·         Art. 1.1 of the Press Code that says: “The press shall be obliged to report news truthfully, accurately and fairly”; and

·         Art. 1.2: “News shall be presented in…a balanced manner…”

Sanction

The Cape Times is cautioned for untruthfully, inaccurately and unfairly suggesting that a poll showed that the majority of Jews believed that the Jewish state was practicing apartheid – the poll was about a hypothetical situation (in future).

The newspaper is directed to correct this mistake, and to publish the following text on page 2:

The Press Ombudsman has cautioned us for untruthfully, inaccurately and unfairly suggesting that a poll showed that the majority of Jews believed that the Jewish state was practicing apartheid against Palestinians – the poll was about a hypothetical situation (in future). We were also directed to correct this mistake (which we hereby do).

Mr Sydney Kaye lodged a complaint with the Press Ombudsman about our story on 25 October 2013, headlined Apartheid policies: Israeli poll reveals a ‘sick society’.

The story, written by Catrina Swart of The Independent (in Britain), said that a new poll had “revealed that a majority of Israeli Jews believed that the Jewish state practices ‘apartheid’ against Palestinians…” It continued to quote some other statistics, emanating from the poll.

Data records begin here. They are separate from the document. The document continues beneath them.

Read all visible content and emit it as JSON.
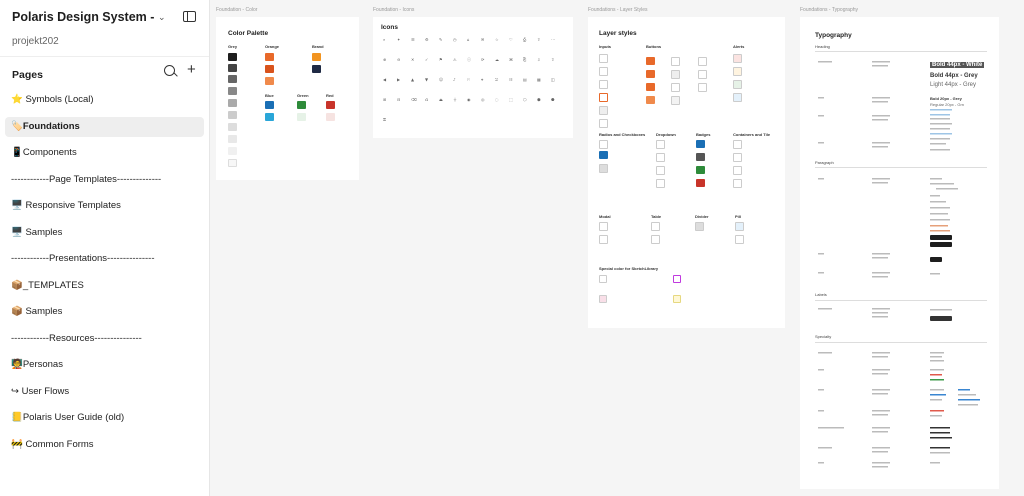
{
  "file": {
    "title": "Polaris Design System - ...",
    "project": "projekt202"
  },
  "pages_header": {
    "label": "Pages"
  },
  "pages": [
    {
      "label": "⭐ Symbols (Local)",
      "active": false
    },
    {
      "label": "🏷️Foundations",
      "active": true
    },
    {
      "label": "📱Components",
      "active": false
    },
    {
      "label": "------------Page Templates--------------",
      "active": false
    },
    {
      "label": "🖥️ Responsive Templates",
      "active": false
    },
    {
      "label": "🖥️ Samples",
      "active": false
    },
    {
      "label": "------------Presentations---------------",
      "active": false
    },
    {
      "label": "📦_TEMPLATES",
      "active": false
    },
    {
      "label": "📦 Samples",
      "active": false
    },
    {
      "label": "------------Resources---------------",
      "active": false
    },
    {
      "label": "🧑‍🏫Personas",
      "active": false
    },
    {
      "label": "↪ User Flows",
      "active": false
    },
    {
      "label": "📒Polaris User Guide (old)",
      "active": false
    },
    {
      "label": "🚧 Common Forms",
      "active": false
    }
  ],
  "frames": {
    "color": {
      "label": "Foundation - Color",
      "title": "Color Palette",
      "groups": {
        "grey": "Grey",
        "orange": "Orange",
        "brand": "Brand",
        "blue": "Blue",
        "green": "Green",
        "red": "Red"
      }
    },
    "icons": {
      "label": "Foundation - Icons",
      "title": "Icons"
    },
    "layer": {
      "label": "Foundations - Layer Styles",
      "title": "Layer styles",
      "sections": {
        "inputs": "Inputs",
        "buttons": "Buttons",
        "alerts": "Alerts",
        "radios": "Radios and Checkboxes",
        "dropdown": "Dropdown",
        "badges": "Badges",
        "containers": "Containers and Tile",
        "modal": "Modal",
        "table": "Table",
        "divider": "Divider",
        "pill": "Pill",
        "special": "Special color for SketchLibrary"
      }
    },
    "typography": {
      "label": "Foundations - Typography",
      "title": "Typography",
      "sections": {
        "heading": "Heading",
        "paragraph": "Paragraph",
        "labels": "Labels",
        "specialty": "Specialty"
      },
      "samples": {
        "white": "Bold 44px - White",
        "grey": "Bold 44px - Grey",
        "light": "Light 44px - Grey",
        "b20": "Bold 20px - Grey",
        "r20": "Regular 20px - Grn"
      }
    }
  },
  "colors": {
    "accent_orange": "#e8692a",
    "brand_navy": "#1f2a44",
    "blue": "#1a6fb5",
    "green": "#2e8b3a",
    "red": "#c8342a",
    "dark": "#1e1e1e"
  }
}
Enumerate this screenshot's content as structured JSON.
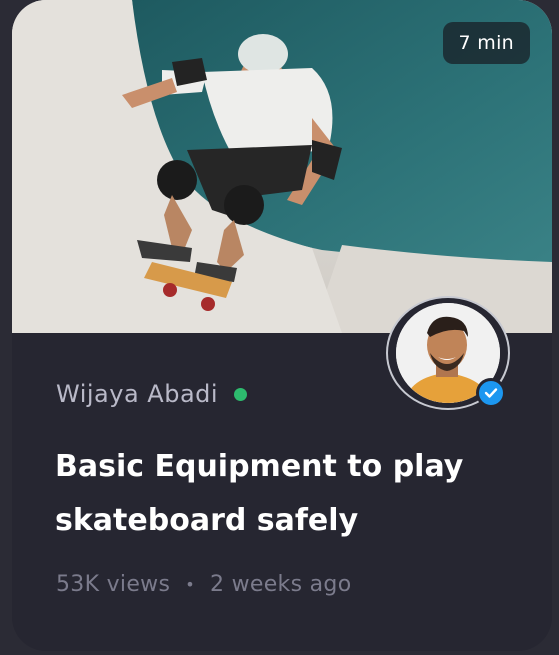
{
  "card": {
    "duration": "7 min",
    "author": {
      "name": "Wijaya Abadi",
      "online": true,
      "verified": true
    },
    "title": "Basic Equipment to play skateboard safely",
    "meta": {
      "views": "53K views",
      "separator": "•",
      "posted": "2 weeks ago"
    }
  },
  "colors": {
    "card_bg": "#262631",
    "accent_verified": "#1c97f0",
    "online": "#2dbb6e",
    "ramp_teal": "#2f6e72"
  }
}
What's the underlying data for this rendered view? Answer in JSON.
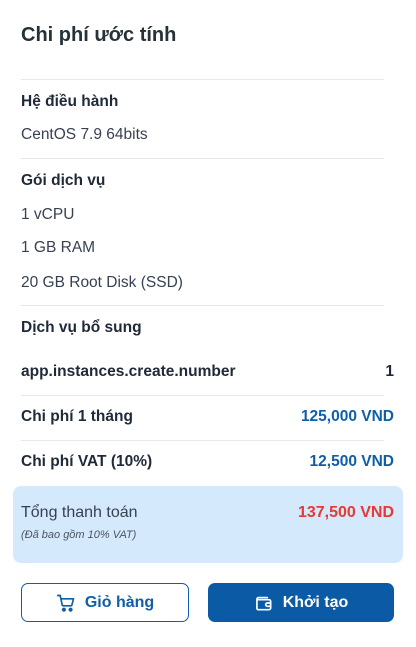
{
  "title": "Chi phí ước tính",
  "os": {
    "heading": "Hệ điều hành",
    "value": "CentOS 7.9 64bits"
  },
  "package": {
    "heading": "Gói dịch vụ",
    "items": [
      "1 vCPU",
      "1 GB RAM",
      "20 GB Root Disk (SSD)"
    ]
  },
  "addons": {
    "heading": "Dịch vụ bổ sung"
  },
  "instances": {
    "label": "app.instances.create.number",
    "value": "1"
  },
  "monthly": {
    "label": "Chi phí 1 tháng",
    "value": "125,000 VND"
  },
  "vat": {
    "label": "Chi phí VAT (10%)",
    "value": "12,500 VND"
  },
  "total": {
    "label": "Tổng thanh toán",
    "note": "(Đã bao gồm 10% VAT)",
    "value": "137,500 VND"
  },
  "buttons": {
    "cart_label": "Giỏ hàng",
    "create_label": "Khởi tạo"
  },
  "icons": {
    "cart": "cart-icon",
    "wallet": "wallet-icon"
  },
  "colors": {
    "primary": "#0b5aa6",
    "price": "#0f5ea8",
    "total_price": "#e53935",
    "total_bg": "#d4e9fb"
  }
}
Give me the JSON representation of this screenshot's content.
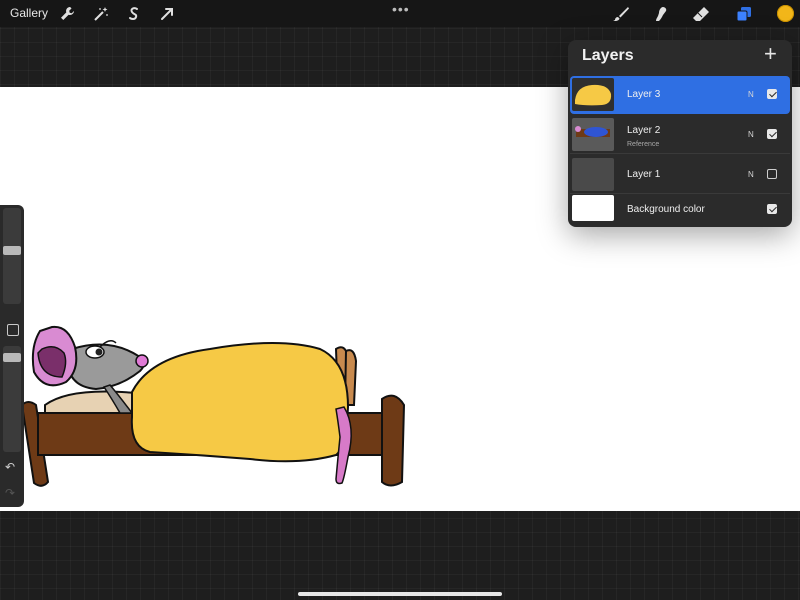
{
  "toolbar": {
    "gallery_label": "Gallery",
    "left_tools": [
      "wrench-icon",
      "magic-wand-icon",
      "selection-icon",
      "transform-arrow-icon"
    ],
    "center_menu": "•••",
    "right_tools": [
      "brush-icon",
      "smudge-icon",
      "eraser-icon",
      "layers-icon"
    ],
    "current_color": "#f2b619"
  },
  "layers_panel": {
    "title": "Layers",
    "add_label": "+",
    "layers": [
      {
        "name": "Layer 3",
        "sub": "",
        "blend": "N",
        "visible": true,
        "active": true
      },
      {
        "name": "Layer 2",
        "sub": "Reference",
        "blend": "N",
        "visible": true,
        "active": false
      },
      {
        "name": "Layer 1",
        "sub": "",
        "blend": "N",
        "visible": false,
        "active": false
      },
      {
        "name": "Background color",
        "sub": "",
        "blend": "",
        "visible": true,
        "active": false
      }
    ]
  },
  "sidebar": {
    "brush_size_level": 0.42,
    "opacity_level": 0.95,
    "undo_icon": "undo-icon",
    "redo_icon": "redo-icon"
  },
  "colors": {
    "accent": "#2f6fe3",
    "blanket": "#f6c945",
    "bed": "#6e3a16",
    "mouse_body": "#9a9a9a",
    "mouse_ear": "#d98bd2",
    "tail": "#d77ac8"
  }
}
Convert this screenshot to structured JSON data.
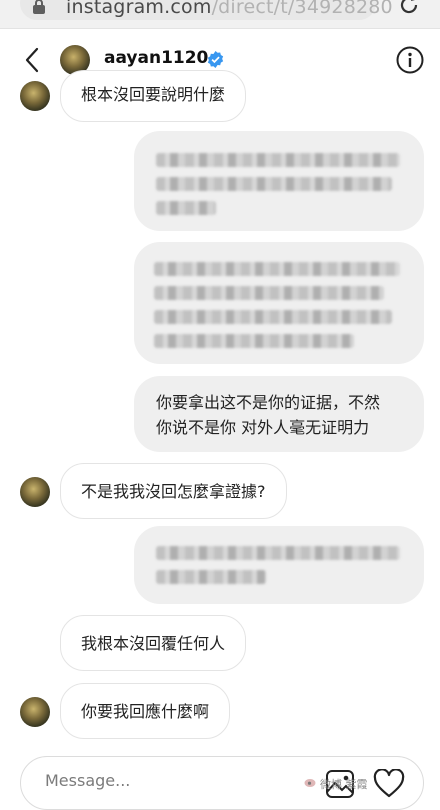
{
  "browser": {
    "url_host": "instagram.com",
    "url_path": "/direct/t/34928280"
  },
  "header": {
    "username": "aayan1120"
  },
  "messages": {
    "m1": {
      "text": "根本沒回要說明什麼"
    },
    "m4_line1": "你要拿出这不是你的证据，不然",
    "m4_line2": "你说不是你 对外人毫无证明力",
    "m5": {
      "text": "不是我我沒回怎麼拿證據?"
    },
    "m7": {
      "text": "我根本沒回覆任何人"
    },
    "m8": {
      "text": "你要我回應什麼啊"
    }
  },
  "composer": {
    "placeholder": "Message..."
  },
  "watermark": {
    "text": "微博 紫霞"
  },
  "colors": {
    "incoming_bubble": "#ffffff",
    "outgoing_bubble": "#efefef",
    "verified_blue": "#3897f0"
  },
  "icons": [
    "lock-icon",
    "reload-icon",
    "back-icon",
    "verified-icon",
    "info-icon",
    "image-icon",
    "heart-icon",
    "avatar"
  ]
}
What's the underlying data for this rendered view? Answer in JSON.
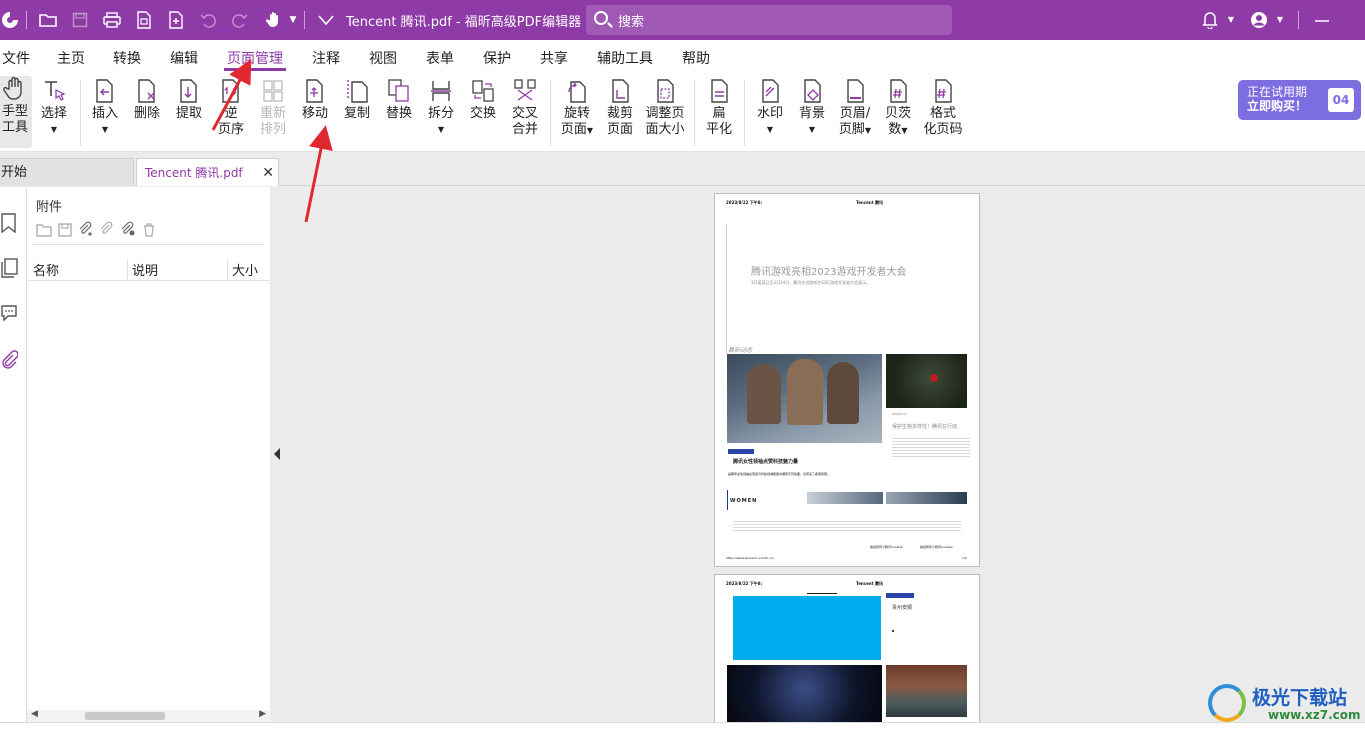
{
  "titlebar": {
    "doc_title": "Tencent 腾讯.pdf - 福昕高级PDF编辑器",
    "search_placeholder": "搜索"
  },
  "menu": [
    "文件",
    "主页",
    "转换",
    "编辑",
    "页面管理",
    "注释",
    "视图",
    "表单",
    "保护",
    "共享",
    "辅助工具",
    "帮助"
  ],
  "active_menu": "页面管理",
  "ribbon": {
    "hand": [
      "手型",
      "工具"
    ],
    "select": "选择",
    "insert": "插入",
    "delete": "删除",
    "extract": "提取",
    "reverse": [
      "逆",
      "页序"
    ],
    "reorder": [
      "重新",
      "排列"
    ],
    "move": "移动",
    "copy": "复制",
    "replace": "替换",
    "split": "拆分",
    "swap": "交换",
    "crossmerge": [
      "交叉",
      "合并"
    ],
    "rotate": [
      "旋转",
      "页面"
    ],
    "crop": [
      "裁剪",
      "页面"
    ],
    "resize": [
      "调整页",
      "面大小"
    ],
    "flatten": [
      "扁",
      "平化"
    ],
    "watermark": "水印",
    "background": "背景",
    "headerfooter": [
      "页眉/",
      "页脚"
    ],
    "bates": [
      "贝茨",
      "数"
    ],
    "pagenum": [
      "格式",
      "化页码"
    ]
  },
  "trial": {
    "line1": "正在试用期",
    "line2": "立即购买！",
    "days": "04"
  },
  "tabs": {
    "start": "开始",
    "doc": "Tencent 腾讯.pdf",
    "close": "✕"
  },
  "panel": {
    "title": "附件",
    "col_name": "名称",
    "col_desc": "说明",
    "col_size": "大小"
  },
  "page1": {
    "header_left": "2023/8/22 下午8:",
    "header_center": "Tencent 腾讯",
    "heading": "腾讯游戏亮相2023游戏开发者大会",
    "sub": "3月某某日至3月24日，腾讯先进游戏在GDC游戏开发者大会展示。",
    "section": "最新动态",
    "card_label": "PROJECTS",
    "card_title": "保护生物多样性！腾讯在行动",
    "women": "WOMEN",
    "bold_title": "腾讯女性领袖点赞科技魅力量",
    "bold_line": "是那年女性领袖在家庭与科技领域能量中展现不同的面，也带来了各项积累。",
    "footer_url": "https://www.tencent.com/zh-cn/",
    "footer_num": "1/2",
    "footer_mid": "版权所有©腾讯Cookies",
    "footer_right": "版权所有©腾讯Cookies"
  },
  "page2": {
    "header_left": "2023/8/22 下午8:",
    "header_center": "Tencent 腾讯",
    "card_title": "贵州安顺"
  },
  "colors": {
    "brand": "#8e3aa7",
    "trial": "#7c6de0",
    "annotation": "#e0282e",
    "blue_block": "#00adef"
  },
  "watermark": {
    "name": "极光下载站",
    "url": "www.xz7.com"
  }
}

Swart reported on an article by Gideon Levy published in the Israeli publication Ha’aretz.

 

Ombudsman Johan Retief said that it was not his task to establish whether or not Israel was an apartheid state – his question was merely a journalistic one: Did the passage in dispute truthfully reflect the information in the rest of the story?

He found against us, arguing that the article was about a poll, suggestion that “if” Israel was to annex Palestinian territory, “then” the majority “would” object to giving them the vote. There is nothing in the article that suggests that the majority of Israeli Jews believed that the Jewish state “was practicing” apartheid. The question was a hypothetical one about a possible future scenario, he argued.

“The notion that the majority of Israeli Jews believed that the Jewish state was practicing apartheid is therefore false,” he stated.

However, he said that he also took into account that we took over the story from The Independent. “I accept that the mistake was a bona fide one (on the part of the Cape Times), which means that I do not believe that it purposefully mislead its readers, as Kaye suggests. The mistake therefore merely needs a correction; an apology would be inappropriate.”

Retief added that there was no problem regarding the statement that, according to the poll, “many” Israeli Jews supported discriminatory policies against Arab citizens.

Visit www.presscouncil.org.za for the full finding.

End of text

Appeal

Please note that our Complaints Procedures lay down that within seven days of receipt of this decision, either party may apply for leave to appeal to the Chairperson of the SA Press Adjudication Panel, Judge Bernard Ngoepe, fully setting out the grounds of appeal. He can be contacted at Khanyim@ombudsman.org.za.

Johan Retief

Press Ombudsman